The last thing any homeowner wants to deal with in the dead of winter is a frozen pipe. Not only do frozen pipes cut you off from essential water for your daily needs, but there’s always a chance the pipe could burst and lead to much bigger issues.

Knowing what to do when frozen pipes happen to you despite your best efforts to prevent them is crucial. You could potentially stop the pipe from bursting and save yourself a small fortune in property damages. Here’s what you need to know.

Why Do Pipes Freeze in the First Place?

If you’re new to owning property in a cold climate, your first run-in with a frozen pipe may come as an unpleasant surprise. It’s normal to be confused and to wonder how it happens in the first place. Factors like the following can make the water in your pipes more likely to freeze than average, so be on the lookout.

Very low temperatures

The freezing point for water is 32 degrees. However, the temperature outside generally needs to be much lower to actually freeze your pipes, as most are well protected. Frozen or burst pipes typically become a likely possibility at about 20 degrees or lower.

Exterior wall location

If your pipes run through an exterior wall, they’ll naturally be a lot closer to the frigid air outside and more likely to freeze. This is especially the case if you don’t have enough insulation in your walls.

Drafts or lack of heating

Pipes in locations that are drafty or don’t directly benefit from your home’s heating system are more susceptible to freezing, as well. (Think attics, basements, and similar areas.)

You can help lower the likelihood of frozen pipes by keeping your home warm and properly insulated. Add insulation to unheated spaces, and seal up any exterior cracks that could let in drafts.

If you know low temperatures are expected, it can help to open your pipes, allowing thin trickles of water to flow through them. You can also try opening the cabinets underneath your sinks to help warm air from your home circulate around the pipes.

How to Handle a Frozen Pipe

Although preventing frozen pipes is always best, sometimes they still happen despite a homeowner’s best efforts. The most likely sign that you’re dealing with one is an inability to get water from one or more of your faucets, so act fast if that happens when temperatures plummet.

Turn off your water

The first order of business is to get to your home’s main water supply valve and shut it off. If you don’t know where it is, call your utility company and ask them to help you locate it. If you do know where it is, make sure others in your home know, too.

Locate the frozen pipe
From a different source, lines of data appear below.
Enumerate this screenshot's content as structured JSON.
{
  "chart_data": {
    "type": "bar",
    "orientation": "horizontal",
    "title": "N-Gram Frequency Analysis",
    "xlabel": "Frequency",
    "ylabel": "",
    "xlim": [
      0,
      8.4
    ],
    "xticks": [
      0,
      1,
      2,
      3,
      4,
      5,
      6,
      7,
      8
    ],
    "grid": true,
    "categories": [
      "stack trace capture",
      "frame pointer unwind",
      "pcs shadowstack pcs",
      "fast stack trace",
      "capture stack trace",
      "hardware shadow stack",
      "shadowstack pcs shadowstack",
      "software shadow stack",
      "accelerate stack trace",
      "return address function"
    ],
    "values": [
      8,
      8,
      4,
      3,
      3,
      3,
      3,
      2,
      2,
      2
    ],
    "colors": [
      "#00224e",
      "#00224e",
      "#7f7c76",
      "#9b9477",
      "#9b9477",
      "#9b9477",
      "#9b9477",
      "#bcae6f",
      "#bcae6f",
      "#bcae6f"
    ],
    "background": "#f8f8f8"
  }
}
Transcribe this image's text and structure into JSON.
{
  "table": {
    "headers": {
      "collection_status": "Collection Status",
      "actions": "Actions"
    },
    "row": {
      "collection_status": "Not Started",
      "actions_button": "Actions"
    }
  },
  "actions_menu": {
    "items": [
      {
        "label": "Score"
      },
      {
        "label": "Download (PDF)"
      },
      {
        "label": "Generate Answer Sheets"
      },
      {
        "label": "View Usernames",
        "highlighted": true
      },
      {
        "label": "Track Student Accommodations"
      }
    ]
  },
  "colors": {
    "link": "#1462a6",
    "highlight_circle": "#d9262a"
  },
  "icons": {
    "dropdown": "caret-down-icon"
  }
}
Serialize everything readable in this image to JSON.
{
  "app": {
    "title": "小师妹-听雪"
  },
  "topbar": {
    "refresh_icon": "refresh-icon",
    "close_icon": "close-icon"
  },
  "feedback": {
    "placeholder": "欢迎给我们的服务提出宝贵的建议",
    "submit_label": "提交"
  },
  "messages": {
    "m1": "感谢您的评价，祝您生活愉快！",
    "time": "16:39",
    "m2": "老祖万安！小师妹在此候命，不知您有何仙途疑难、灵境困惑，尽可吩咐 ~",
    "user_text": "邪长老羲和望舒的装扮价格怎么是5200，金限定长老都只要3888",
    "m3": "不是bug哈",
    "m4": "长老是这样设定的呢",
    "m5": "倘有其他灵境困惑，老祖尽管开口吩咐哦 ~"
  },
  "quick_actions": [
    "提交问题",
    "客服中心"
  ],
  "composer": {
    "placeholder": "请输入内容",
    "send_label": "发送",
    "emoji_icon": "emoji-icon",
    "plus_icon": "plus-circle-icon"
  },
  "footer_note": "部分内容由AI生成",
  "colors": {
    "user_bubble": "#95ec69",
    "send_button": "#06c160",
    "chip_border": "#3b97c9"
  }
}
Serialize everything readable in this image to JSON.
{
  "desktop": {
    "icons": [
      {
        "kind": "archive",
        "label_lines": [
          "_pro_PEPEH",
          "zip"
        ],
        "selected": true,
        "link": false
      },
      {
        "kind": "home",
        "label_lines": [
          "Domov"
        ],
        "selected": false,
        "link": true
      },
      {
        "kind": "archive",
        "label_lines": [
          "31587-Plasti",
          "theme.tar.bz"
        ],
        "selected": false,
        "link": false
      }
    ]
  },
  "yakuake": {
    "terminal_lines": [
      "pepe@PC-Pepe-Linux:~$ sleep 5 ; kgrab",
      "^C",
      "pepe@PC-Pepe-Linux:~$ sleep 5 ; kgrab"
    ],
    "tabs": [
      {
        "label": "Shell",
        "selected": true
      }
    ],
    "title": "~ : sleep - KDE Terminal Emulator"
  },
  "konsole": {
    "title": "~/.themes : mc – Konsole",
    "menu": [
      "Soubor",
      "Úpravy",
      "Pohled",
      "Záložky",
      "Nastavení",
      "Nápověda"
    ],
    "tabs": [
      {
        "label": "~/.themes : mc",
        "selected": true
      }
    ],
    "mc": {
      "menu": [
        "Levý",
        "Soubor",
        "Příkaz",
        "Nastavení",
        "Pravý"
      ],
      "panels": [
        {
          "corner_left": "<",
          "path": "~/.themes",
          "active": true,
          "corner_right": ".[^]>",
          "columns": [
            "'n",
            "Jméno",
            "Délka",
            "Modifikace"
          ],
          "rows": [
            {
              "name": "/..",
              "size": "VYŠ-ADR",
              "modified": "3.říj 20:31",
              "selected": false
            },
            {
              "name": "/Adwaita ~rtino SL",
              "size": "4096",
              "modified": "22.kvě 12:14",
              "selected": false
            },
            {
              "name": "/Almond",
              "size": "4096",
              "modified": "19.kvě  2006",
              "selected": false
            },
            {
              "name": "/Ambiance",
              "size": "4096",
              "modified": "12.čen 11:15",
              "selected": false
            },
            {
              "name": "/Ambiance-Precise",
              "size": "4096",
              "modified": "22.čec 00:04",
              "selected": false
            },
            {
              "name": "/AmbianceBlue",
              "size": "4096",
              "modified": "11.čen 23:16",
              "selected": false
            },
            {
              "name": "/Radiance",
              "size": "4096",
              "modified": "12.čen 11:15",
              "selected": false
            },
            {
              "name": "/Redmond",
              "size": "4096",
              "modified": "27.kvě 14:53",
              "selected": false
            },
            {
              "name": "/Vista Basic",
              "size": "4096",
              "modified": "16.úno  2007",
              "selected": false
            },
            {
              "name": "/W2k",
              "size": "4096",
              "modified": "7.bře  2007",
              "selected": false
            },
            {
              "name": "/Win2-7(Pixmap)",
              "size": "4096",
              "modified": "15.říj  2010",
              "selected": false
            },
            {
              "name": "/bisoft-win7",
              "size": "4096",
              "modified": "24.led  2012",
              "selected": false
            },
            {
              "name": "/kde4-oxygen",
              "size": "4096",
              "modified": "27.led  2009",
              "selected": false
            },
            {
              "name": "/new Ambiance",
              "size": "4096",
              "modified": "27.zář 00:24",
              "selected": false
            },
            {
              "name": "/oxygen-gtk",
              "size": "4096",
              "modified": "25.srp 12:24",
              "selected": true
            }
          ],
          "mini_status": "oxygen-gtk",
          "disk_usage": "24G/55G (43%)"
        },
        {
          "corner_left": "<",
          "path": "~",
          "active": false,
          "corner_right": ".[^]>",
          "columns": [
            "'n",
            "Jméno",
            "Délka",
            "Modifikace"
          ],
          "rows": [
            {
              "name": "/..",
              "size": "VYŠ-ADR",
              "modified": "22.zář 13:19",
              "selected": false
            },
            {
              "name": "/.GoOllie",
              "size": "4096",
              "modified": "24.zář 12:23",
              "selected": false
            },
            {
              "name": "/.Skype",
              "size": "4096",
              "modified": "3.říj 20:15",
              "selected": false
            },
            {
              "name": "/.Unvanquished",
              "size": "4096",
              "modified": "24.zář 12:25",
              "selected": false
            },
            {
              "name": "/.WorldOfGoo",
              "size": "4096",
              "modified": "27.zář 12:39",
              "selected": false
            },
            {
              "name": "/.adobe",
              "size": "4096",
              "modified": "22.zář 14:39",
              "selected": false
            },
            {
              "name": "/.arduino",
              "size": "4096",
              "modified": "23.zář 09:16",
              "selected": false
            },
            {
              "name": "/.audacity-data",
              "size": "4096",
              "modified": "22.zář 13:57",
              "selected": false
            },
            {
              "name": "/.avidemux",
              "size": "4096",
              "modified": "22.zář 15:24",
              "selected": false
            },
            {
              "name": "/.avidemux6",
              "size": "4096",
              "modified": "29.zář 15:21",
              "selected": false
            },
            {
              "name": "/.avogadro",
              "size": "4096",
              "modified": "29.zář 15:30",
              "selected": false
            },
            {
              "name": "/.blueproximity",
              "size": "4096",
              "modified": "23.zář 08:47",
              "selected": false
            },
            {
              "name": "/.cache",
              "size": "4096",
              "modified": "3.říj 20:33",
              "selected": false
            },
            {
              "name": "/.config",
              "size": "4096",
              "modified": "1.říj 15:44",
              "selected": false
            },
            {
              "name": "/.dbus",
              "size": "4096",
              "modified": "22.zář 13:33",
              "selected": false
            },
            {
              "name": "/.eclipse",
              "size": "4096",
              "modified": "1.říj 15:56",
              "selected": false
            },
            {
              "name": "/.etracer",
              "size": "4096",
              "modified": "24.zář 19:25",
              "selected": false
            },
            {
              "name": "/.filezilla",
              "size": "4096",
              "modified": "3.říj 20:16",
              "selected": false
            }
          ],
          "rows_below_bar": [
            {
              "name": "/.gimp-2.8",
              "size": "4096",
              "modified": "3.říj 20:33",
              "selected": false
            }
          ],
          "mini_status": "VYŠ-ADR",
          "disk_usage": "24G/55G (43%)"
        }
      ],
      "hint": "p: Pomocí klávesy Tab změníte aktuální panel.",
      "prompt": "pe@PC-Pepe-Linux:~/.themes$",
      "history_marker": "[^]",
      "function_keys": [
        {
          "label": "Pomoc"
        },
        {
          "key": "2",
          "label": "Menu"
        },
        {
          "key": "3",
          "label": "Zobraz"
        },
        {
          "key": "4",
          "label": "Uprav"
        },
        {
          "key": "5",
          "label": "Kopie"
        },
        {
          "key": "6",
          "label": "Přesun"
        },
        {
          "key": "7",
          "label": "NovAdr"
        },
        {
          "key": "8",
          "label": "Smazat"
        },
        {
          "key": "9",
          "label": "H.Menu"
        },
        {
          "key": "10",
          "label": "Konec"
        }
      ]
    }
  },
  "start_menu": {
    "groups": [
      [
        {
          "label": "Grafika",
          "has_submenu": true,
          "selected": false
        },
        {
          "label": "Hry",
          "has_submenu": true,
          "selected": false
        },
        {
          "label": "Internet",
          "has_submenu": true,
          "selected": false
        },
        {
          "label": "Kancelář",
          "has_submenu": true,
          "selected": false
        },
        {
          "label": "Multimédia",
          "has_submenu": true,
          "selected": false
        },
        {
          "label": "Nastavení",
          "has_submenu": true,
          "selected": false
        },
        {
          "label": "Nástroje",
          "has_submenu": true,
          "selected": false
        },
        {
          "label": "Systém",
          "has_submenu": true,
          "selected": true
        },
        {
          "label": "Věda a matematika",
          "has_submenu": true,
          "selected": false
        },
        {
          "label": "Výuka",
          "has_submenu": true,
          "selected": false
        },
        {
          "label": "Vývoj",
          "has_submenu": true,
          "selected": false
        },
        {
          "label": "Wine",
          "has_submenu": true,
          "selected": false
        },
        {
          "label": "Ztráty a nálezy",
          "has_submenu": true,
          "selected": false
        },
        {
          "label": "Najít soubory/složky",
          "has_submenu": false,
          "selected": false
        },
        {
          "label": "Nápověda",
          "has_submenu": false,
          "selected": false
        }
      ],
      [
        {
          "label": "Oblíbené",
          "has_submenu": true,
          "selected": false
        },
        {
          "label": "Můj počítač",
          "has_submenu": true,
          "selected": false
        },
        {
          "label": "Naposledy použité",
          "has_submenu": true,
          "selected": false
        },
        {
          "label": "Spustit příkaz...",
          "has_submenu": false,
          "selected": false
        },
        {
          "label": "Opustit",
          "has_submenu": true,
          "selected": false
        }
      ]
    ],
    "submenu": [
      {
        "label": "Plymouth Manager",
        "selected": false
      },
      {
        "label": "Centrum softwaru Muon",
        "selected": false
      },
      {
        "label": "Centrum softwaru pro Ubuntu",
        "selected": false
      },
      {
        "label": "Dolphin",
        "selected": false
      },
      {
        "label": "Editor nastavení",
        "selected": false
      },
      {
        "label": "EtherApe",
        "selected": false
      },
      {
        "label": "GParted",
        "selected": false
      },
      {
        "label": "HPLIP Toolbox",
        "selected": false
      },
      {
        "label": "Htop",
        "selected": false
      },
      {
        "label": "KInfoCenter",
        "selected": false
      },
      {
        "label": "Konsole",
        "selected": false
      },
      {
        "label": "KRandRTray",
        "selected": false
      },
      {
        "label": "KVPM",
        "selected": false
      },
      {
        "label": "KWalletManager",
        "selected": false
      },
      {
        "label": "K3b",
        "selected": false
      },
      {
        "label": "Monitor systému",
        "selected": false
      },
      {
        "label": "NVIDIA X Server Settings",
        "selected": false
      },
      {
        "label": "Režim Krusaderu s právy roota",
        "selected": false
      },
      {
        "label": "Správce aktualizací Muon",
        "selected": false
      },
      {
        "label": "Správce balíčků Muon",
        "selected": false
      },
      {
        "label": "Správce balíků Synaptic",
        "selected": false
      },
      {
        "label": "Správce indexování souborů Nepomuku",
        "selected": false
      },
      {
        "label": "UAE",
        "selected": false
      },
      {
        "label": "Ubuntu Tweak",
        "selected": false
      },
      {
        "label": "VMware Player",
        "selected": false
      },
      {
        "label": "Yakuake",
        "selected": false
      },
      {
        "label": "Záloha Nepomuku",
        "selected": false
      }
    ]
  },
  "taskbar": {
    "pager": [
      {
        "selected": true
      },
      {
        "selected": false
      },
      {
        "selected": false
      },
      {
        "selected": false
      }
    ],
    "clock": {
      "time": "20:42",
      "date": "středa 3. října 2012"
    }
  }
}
Next, you want to try to locate the frozen pipe. Chances are, it’s somewhere cold, like your basement, attic, exterior wall, or crawl space. Often, frozen pipes are frosty on the outside.

Open the faucets

Before you get to work on the pipe, open up any faucets connected to it. Once the trapped, frozen water starts to thaw, that water will need a place to go. Opening the pipes beforehand provides this and helps relieve built-up pressure.

Inspect the pipe for damage

Check the affected pipe for signs that it may already be damaged or close to bursting. Examples include cracks, leaks, or anything similar. If you see anything like that, call your plumber.

Try to thaw the pipe

Attempt to thaw the pipe with a hair dryer or portable space heater. (Never use a blowtorch or other open flame.) You can also try soaking towels in hot water and wrapping them around the pipe.

When in Doubt, Call a Professional

If you’re unable to thaw your frozen pipe yourself, call a good emergency plumber for help right away. If you’re in or near Wichita, Comfort Systems is available for emergencies and on-call 24/7. They’ll be able to get your pipes flowing again in no time, as well as ensure there’s no lasting damage.